What is a Lottery?
A lottery is a type of gambling where you pay a small amount of money to buy a ticket for the chance to win a large sum of money. The winning prize can be as small as $1 or as large as millions of dollars. Despite the fact that the chances of winning are slim, many people purchase tickets for the chance to become rich.
Several towns in the Low Countries held public lotteries to raise funds for their town fortifications and other projects. These are believed to be the earliest recorded lottery games.
The word lottery was first recorded in the Middle Dutch language in the 15th century, but it is unclear where it came from. In modern times, the lottery is a popular form of gambling that can be found in all 50 states.
Most state lotteries are regulated by law, but some are run by private corporations. These companies select retailers, license them, train employees, assist them in selling lottery tickets and winning prizes, and regulate their behavior.

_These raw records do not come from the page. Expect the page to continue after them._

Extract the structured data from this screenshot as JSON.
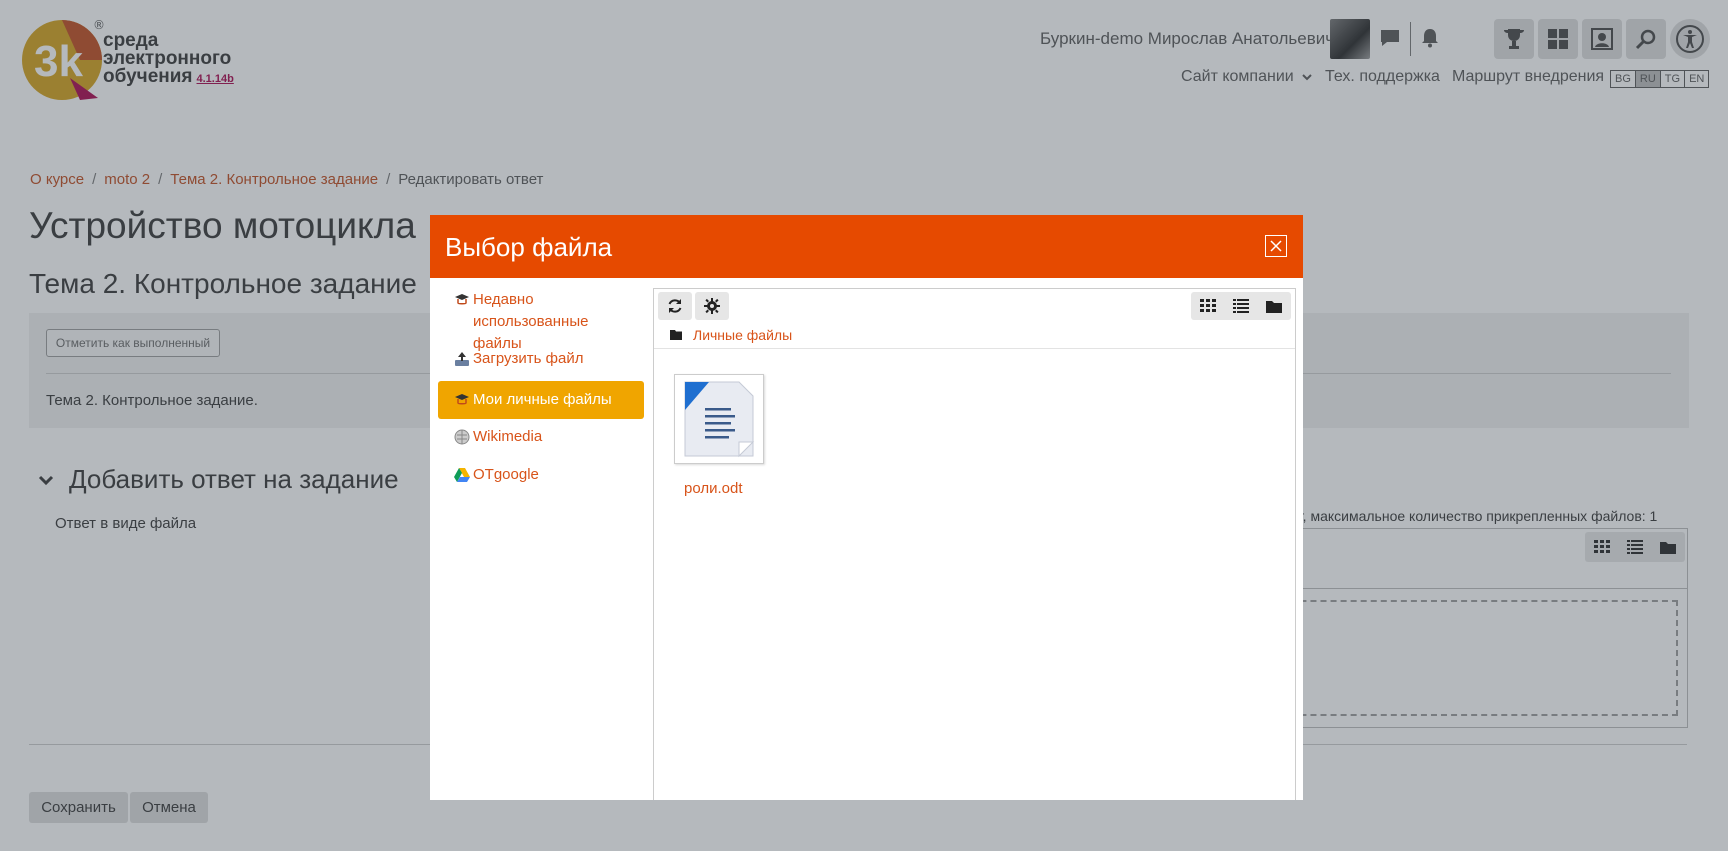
{
  "app": {
    "logo_text_line1": "среда",
    "logo_text_line2": "электронного",
    "logo_text_line3": "обучения",
    "version": "4.1.14b",
    "registered_mark": "®"
  },
  "header": {
    "user_name": "Буркин-demo Мирослав Анатольевич",
    "nav": {
      "company_site": "Сайт компании",
      "support": "Тех. поддержка",
      "roadmap": "Маршрут внедрения"
    },
    "languages": [
      "BG",
      "RU",
      "TG",
      "EN"
    ],
    "active_language": "RU"
  },
  "breadcrumb": {
    "items": [
      "О курсе",
      "moto 2",
      "Тема 2. Контрольное задание",
      "Редактировать ответ"
    ]
  },
  "page": {
    "title": "Устройство мотоцикла",
    "subtitle": "Тема 2. Контрольное задание",
    "mark_done_button": "Отметить как выполненный",
    "description": "Тема 2. Контрольное задание.",
    "section_title": "Добавить ответ на задание",
    "answer_label": "Ответ в виде файла",
    "limit_text": "ит, максимальное количество прикрепленных файлов: 1",
    "save_button": "Сохранить",
    "cancel_button": "Отмена"
  },
  "modal": {
    "title": "Выбор файла",
    "repositories": [
      {
        "label_line1": "Недавно",
        "label_line2": "использованные файлы",
        "icon": "recent-files-icon"
      },
      {
        "label": "Загрузить файл",
        "icon": "upload-icon"
      },
      {
        "label": "Мои личные файлы",
        "icon": "private-files-icon",
        "active": true
      },
      {
        "label": "Wikimedia",
        "icon": "wikimedia-icon"
      },
      {
        "label": "OTgoogle",
        "icon": "google-drive-icon"
      }
    ],
    "path": "Личные файлы",
    "files": [
      {
        "name": "роли.odt",
        "icon": "document-icon"
      }
    ]
  },
  "colors": {
    "accent_orange": "#e64a00",
    "link_orange": "#d8541a",
    "active_item": "#f0a500",
    "version_color": "#a8004a"
  }
}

These companies may also be responsible for the administration and enforcement of state lottery laws and regulations, and for ensuring that all winners are fairly compensated.

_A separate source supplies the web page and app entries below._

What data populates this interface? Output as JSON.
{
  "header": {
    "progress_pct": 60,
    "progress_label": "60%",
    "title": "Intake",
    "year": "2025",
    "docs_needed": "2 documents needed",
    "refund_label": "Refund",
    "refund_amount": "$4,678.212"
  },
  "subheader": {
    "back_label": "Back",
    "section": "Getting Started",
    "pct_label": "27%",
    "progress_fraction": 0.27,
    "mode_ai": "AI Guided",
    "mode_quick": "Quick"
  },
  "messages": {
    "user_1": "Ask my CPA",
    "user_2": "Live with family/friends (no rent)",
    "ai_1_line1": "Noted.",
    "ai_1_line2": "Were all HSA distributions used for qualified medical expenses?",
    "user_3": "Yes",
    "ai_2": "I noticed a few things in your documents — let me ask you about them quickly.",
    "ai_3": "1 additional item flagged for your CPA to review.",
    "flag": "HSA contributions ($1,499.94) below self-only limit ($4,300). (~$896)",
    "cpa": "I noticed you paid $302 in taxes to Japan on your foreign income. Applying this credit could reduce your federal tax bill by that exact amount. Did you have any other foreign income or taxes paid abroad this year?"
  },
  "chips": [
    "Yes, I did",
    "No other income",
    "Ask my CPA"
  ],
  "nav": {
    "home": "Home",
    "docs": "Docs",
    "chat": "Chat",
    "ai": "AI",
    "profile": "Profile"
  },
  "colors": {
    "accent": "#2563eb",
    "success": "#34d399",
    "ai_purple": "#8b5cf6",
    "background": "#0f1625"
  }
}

The majority of the public is supportive of the operation of state lotteries. In fact, 60% of adults in states with lotteries report playing at least once a year. The popularity of lotteries is particularly strong among adults over age 35.
While lotteries are a relatively new phenomenon in the United States, their popularity has grown dramatically since New Hampshire became the first state to establish a lottery in 1964. They have also been a major source of revenue for state governments, which spend billions of dollars on lottery sales as a way to fund various programs.
Some states have used lottery proceeds to earmark funds for specific purposes, including education and infrastructure. Critics say that the earmarking of revenues allows legislators to reduce the amount of money that would otherwise have been spent on these programs. In turn, the legislature can then use that reduction in appropriations to help other programs, which may have been unfunded at the time the lottery was established.
The drawback of this approach is that lottery proceeds are not as transparent as taxes. While most consumers are aware that they pay a tax when they purchase a ticket, they are not always clear on the amount of the tax. In some cases, the tax on lottery purchases is less than the sales tax they pay on other purchases.
Moreover, some lottery winners choose to receive the prize in a lump sum rather than an annuity. When you opt for a lump sum, you will have to remit state income tax on the amount received. This tax will vary by state, but it is usually a small percentage of the advertised jackpot amount.
Ultimately, the decision to play the lottery should be made only after careful consideration of all the pros and cons of the decision. While the lure of big cash may be appealing to many players, the long-term cost can be high. If the lottery becomes a habit, spending can quickly balloon to thousands of dollars that could be better used for savings or retirement.
A lottery is a type of gambling where you pay a small amount of money to buy a ticket for the chance to win a large sum of money. The winning prize can be as small as $1 or as large as millions of dollars. Despite the fact that the chances of winning are slim,…